**EXERCISE REQUIREMENTS**
Tell how many lines in the following entries include the word "title", giving the figure alone.

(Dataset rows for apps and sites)
※
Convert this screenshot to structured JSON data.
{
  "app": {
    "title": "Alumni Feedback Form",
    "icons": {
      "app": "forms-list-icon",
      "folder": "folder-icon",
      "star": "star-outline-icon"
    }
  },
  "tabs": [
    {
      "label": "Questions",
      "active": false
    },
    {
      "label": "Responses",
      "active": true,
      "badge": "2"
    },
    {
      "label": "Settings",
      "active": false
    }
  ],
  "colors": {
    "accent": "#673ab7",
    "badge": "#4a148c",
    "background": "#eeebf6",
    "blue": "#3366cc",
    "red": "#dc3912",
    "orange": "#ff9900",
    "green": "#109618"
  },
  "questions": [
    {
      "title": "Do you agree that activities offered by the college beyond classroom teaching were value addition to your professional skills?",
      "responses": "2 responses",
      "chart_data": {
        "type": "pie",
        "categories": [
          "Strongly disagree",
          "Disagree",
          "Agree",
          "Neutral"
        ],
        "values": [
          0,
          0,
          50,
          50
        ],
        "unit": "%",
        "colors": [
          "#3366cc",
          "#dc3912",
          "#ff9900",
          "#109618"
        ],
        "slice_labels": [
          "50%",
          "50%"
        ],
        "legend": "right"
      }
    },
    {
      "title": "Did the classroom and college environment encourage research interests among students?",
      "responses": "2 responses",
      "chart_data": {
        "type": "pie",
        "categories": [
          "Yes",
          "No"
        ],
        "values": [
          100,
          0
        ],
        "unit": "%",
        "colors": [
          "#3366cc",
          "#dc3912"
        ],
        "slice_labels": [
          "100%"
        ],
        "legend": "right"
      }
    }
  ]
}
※
**RESPONSE FOR THIS EXERCISE**
3